> _EXERCISE INSTRUCTIONS_
The entries that follow must be given again exactly, with the pictures excluded.

EXERCISE INPUT: Begin

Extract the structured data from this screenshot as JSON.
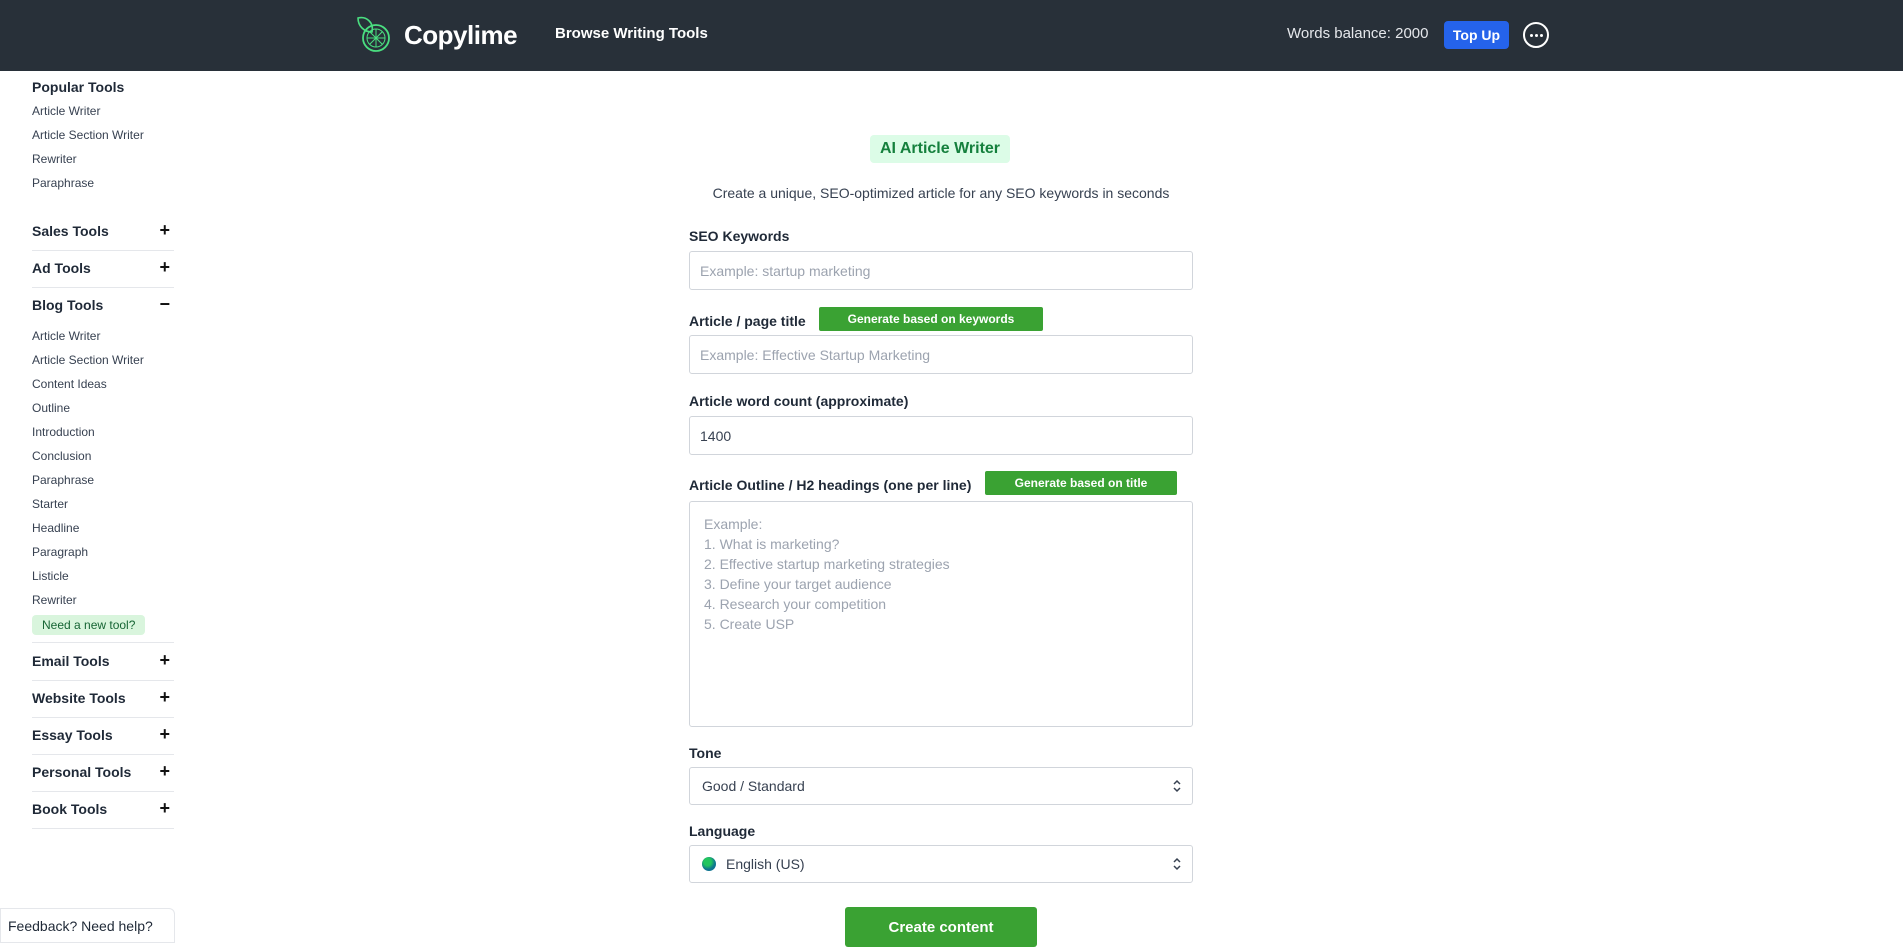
{
  "header": {
    "logo_text": "Copylime",
    "browse_label": "Browse Writing Tools",
    "balance_text": "Words balance: 2000",
    "topup_label": "Top Up",
    "more_icon": "more-options-icon"
  },
  "sidebar": {
    "popular_title": "Popular Tools",
    "popular_items": [
      "Article Writer",
      "Article Section Writer",
      "Rewriter",
      "Paraphrase"
    ],
    "categories": [
      {
        "label": "Sales Tools",
        "toggle": "+"
      },
      {
        "label": "Ad Tools",
        "toggle": "+"
      },
      {
        "label": "Blog Tools",
        "toggle": "−"
      },
      {
        "label": "Email Tools",
        "toggle": "+"
      },
      {
        "label": "Website Tools",
        "toggle": "+"
      },
      {
        "label": "Essay Tools",
        "toggle": "+"
      },
      {
        "label": "Personal Tools",
        "toggle": "+"
      },
      {
        "label": "Book Tools",
        "toggle": "+"
      }
    ],
    "blog_items": [
      "Article Writer",
      "Article Section Writer",
      "Content Ideas",
      "Outline",
      "Introduction",
      "Conclusion",
      "Paraphrase",
      "Starter",
      "Headline",
      "Paragraph",
      "Listicle",
      "Rewriter"
    ],
    "need_tool": "Need a new tool?"
  },
  "feedback": "Feedback? Need help?",
  "form": {
    "badge": "AI Article Writer",
    "subtitle": "Create a unique, SEO-optimized article for any SEO keywords in seconds",
    "keywords_label": "SEO Keywords",
    "keywords_placeholder": "Example: startup marketing",
    "title_label": "Article / page title",
    "title_gen_button": "Generate based on keywords",
    "title_placeholder": "Example: Effective Startup Marketing",
    "wordcount_label": "Article word count (approximate)",
    "wordcount_value": "1400",
    "outline_label": "Article Outline / H2 headings (one per line)",
    "outline_gen_button": "Generate based on title",
    "outline_placeholder": "Example:\n1. What is marketing?\n2. Effective startup marketing strategies\n3. Define your target audience\n4. Research your competition\n5. Create USP",
    "tone_label": "Tone",
    "tone_value": "Good / Standard",
    "language_label": "Language",
    "language_value": "English (US)",
    "create_button": "Create content"
  },
  "colors": {
    "header_bg": "#283039",
    "accent_green": "#3aa233",
    "topup_blue": "#2563eb",
    "badge_bg": "#dcfce7"
  }
}
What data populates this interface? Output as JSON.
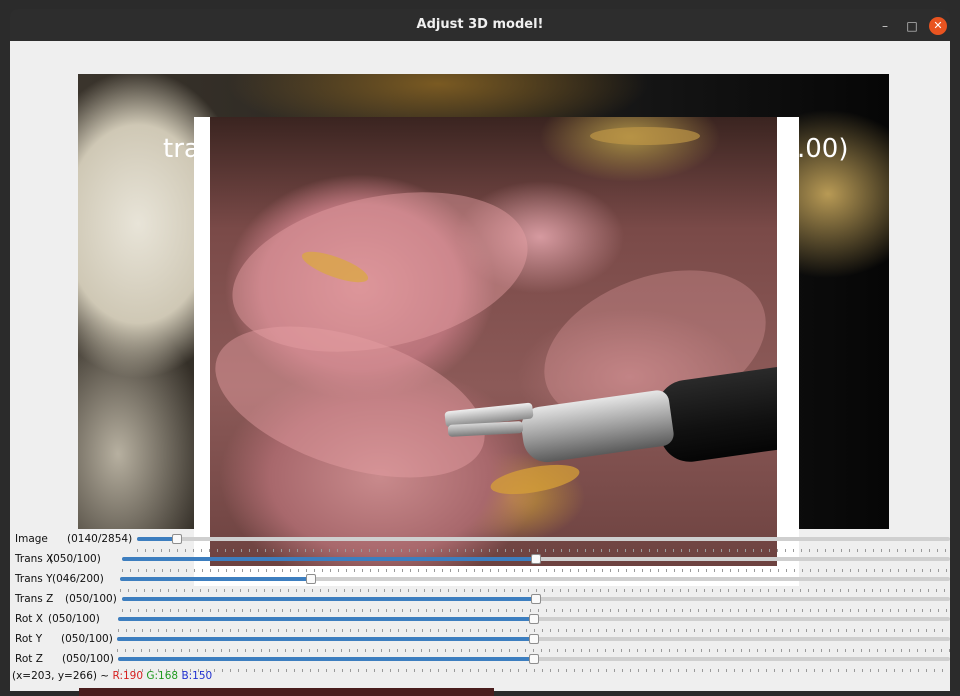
{
  "window": {
    "title": "Adjust 3D model!",
    "minimize_glyph": "–",
    "maximize_glyph": "□",
    "close_glyph": "✕"
  },
  "scene": {
    "text_left": "tra",
    "text_right": ".00)"
  },
  "sliders": [
    {
      "label": "Image",
      "value_text": "(0140/2854)",
      "value": 140,
      "max": 2854
    },
    {
      "label": "Trans X",
      "value_text": "(050/100)",
      "value": 50,
      "max": 100
    },
    {
      "label": "Trans Y",
      "value_text": "(046/200)",
      "value": 46,
      "max": 200
    },
    {
      "label": "Trans Z",
      "value_text": "(050/100)",
      "value": 50,
      "max": 100
    },
    {
      "label": "Rot X",
      "value_text": "(050/100)",
      "value": 50,
      "max": 100
    },
    {
      "label": "Rot Y",
      "value_text": "(050/100)",
      "value": 50,
      "max": 100
    },
    {
      "label": "Rot Z",
      "value_text": "(050/100)",
      "value": 50,
      "max": 100
    }
  ],
  "status": {
    "coords": "(x=203, y=266) ~",
    "r": "R:190",
    "g": "G:168",
    "b": "B:150"
  },
  "colors": {
    "accent": "#3d7ebf",
    "close_button": "#e95420",
    "status_r": "#d62020",
    "status_g": "#1f9a1f",
    "status_b": "#2030d0"
  }
}
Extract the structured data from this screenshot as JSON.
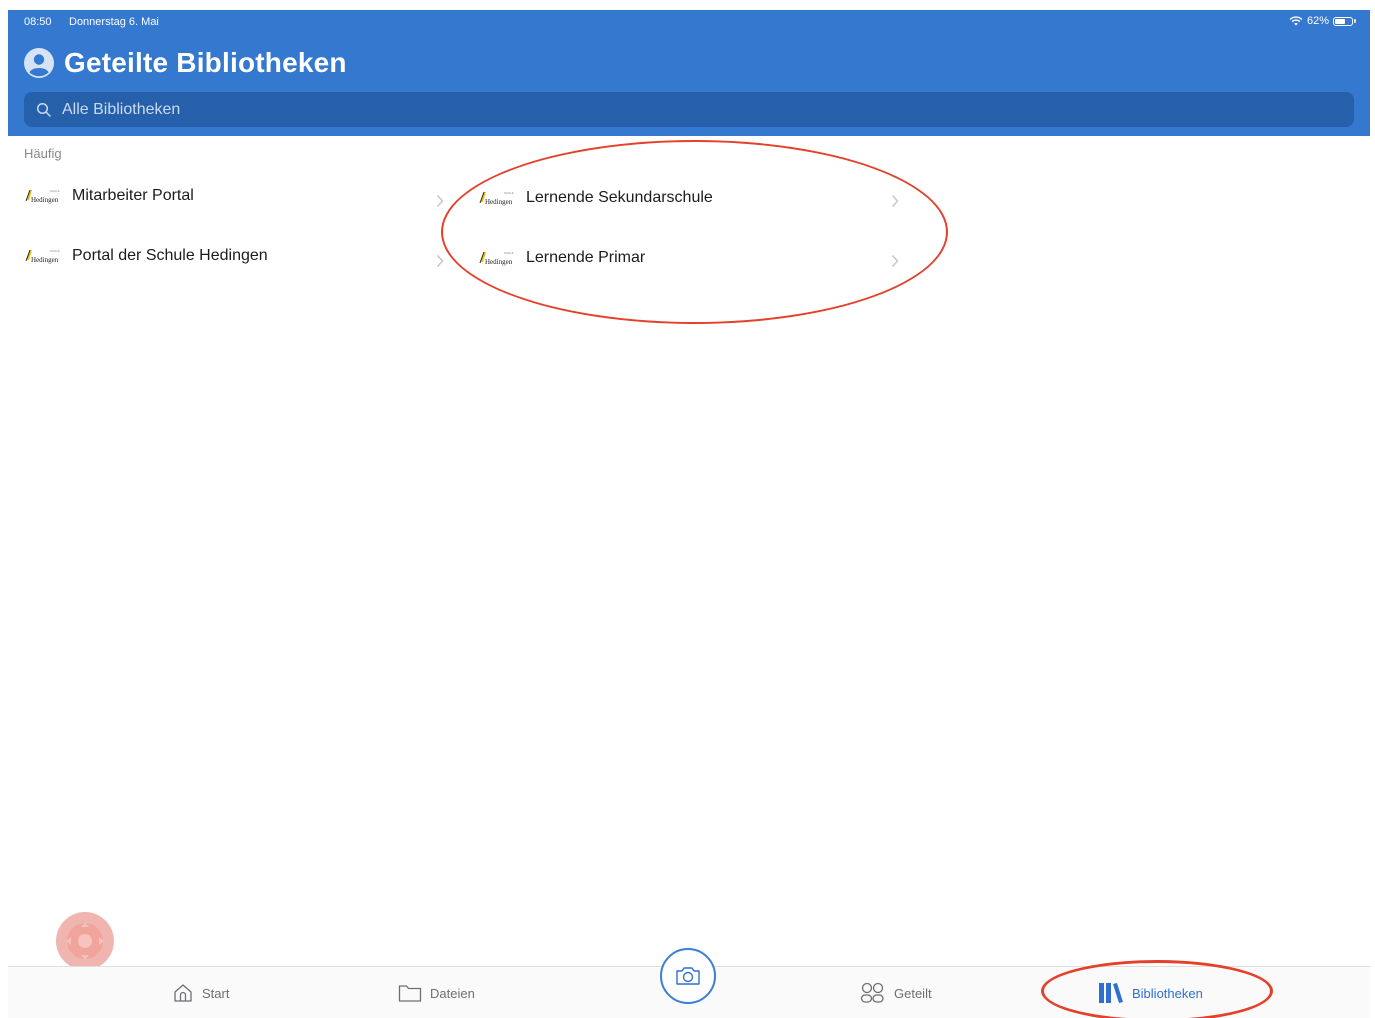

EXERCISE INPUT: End

> _REPLY_
Extract the structured data from this screenshot as JSON.
{
  "header": {
    "logo_text": "Copylime",
    "browse_label": "Browse Writing Tools",
    "balance_text": "Words balance: 2000",
    "topup_label": "Top Up",
    "more_icon": "more-options-icon"
  },
  "sidebar": {
    "popular_title": "Popular Tools",
    "popular_items": [
      "Article Writer",
      "Article Section Writer",
      "Rewriter",
      "Paraphrase"
    ],
    "categories": [
      {
        "label": "Sales Tools",
        "toggle": "+"
      },
      {
        "label": "Ad Tools",
        "toggle": "+"
      },
      {
        "label": "Blog Tools",
        "toggle": "−"
      },
      {
        "label": "Email Tools",
        "toggle": "+"
      },
      {
        "label": "Website Tools",
        "toggle": "+"
      },
      {
        "label": "Essay Tools",
        "toggle": "+"
      },
      {
        "label": "Personal Tools",
        "toggle": "+"
      },
      {
        "label": "Book Tools",
        "toggle": "+"
      }
    ],
    "blog_items": [
      "Article Writer",
      "Article Section Writer",
      "Content Ideas",
      "Outline",
      "Introduction",
      "Conclusion",
      "Paraphrase",
      "Starter",
      "Headline",
      "Paragraph",
      "Listicle",
      "Rewriter"
    ],
    "need_tool": "Need a new tool?"
  },
  "feedback": "Feedback? Need help?",
  "form": {
    "badge": "AI Article Writer",
    "subtitle": "Create a unique, SEO-optimized article for any SEO keywords in seconds",
    "keywords_label": "SEO Keywords",
    "keywords_placeholder": "Example: startup marketing",
    "title_label": "Article / page title",
    "title_gen_button": "Generate based on keywords",
    "title_placeholder": "Example: Effective Startup Marketing",
    "wordcount_label": "Article word count (approximate)",
    "wordcount_value": "1400",
    "outline_label": "Article Outline / H2 headings (one per line)",
    "outline_gen_button": "Generate based on title",
    "outline_placeholder": "Example:\n1. What is marketing?\n2. Effective startup marketing strategies\n3. Define your target audience\n4. Research your competition\n5. Create USP",
    "tone_label": "Tone",
    "tone_value": "Good / Standard",
    "language_label": "Language",
    "language_value": "English (US)",
    "create_button": "Create content"
  },
  "colors": {
    "header_bg": "#283039",
    "accent_green": "#3aa233",
    "topup_blue": "#2563eb",
    "badge_bg": "#dcfce7"
  }
}
What data populates this interface? Output as JSON.
{
  "window": {
    "title": "Adjust 3D model!",
    "minimize_glyph": "–",
    "maximize_glyph": "□",
    "close_glyph": "✕"
  },
  "scene": {
    "text_left": "tra",
    "text_right": ".00)"
  },
  "sliders": [
    {
      "label": "Image",
      "value_text": "(0140/2854)",
      "value": 140,
      "max": 2854
    },
    {
      "label": "Trans X",
      "value_text": "(050/100)",
      "value": 50,
      "max": 100
    },
    {
      "label": "Trans Y",
      "value_text": "(046/200)",
      "value": 46,
      "max": 200
    },
    {
      "label": "Trans Z",
      "value_text": "(050/100)",
      "value": 50,
      "max": 100
    },
    {
      "label": "Rot X",
      "value_text": "(050/100)",
      "value": 50,
      "max": 100
    },
    {
      "label": "Rot Y",
      "value_text": "(050/100)",
      "value": 50,
      "max": 100
    },
    {
      "label": "Rot Z",
      "value_text": "(050/100)",
      "value": 50,
      "max": 100
    }
  ],
  "status": {
    "coords": "(x=203, y=266) ~",
    "r": "R:190",
    "g": "G:168",
    "b": "B:150"
  },
  "colors": {
    "accent": "#3d7ebf",
    "close_button": "#e95420",
    "status_r": "#d62020",
    "status_g": "#1f9a1f",
    "status_b": "#2030d0"
  }
}
Extract the structured data from this screenshot as JSON.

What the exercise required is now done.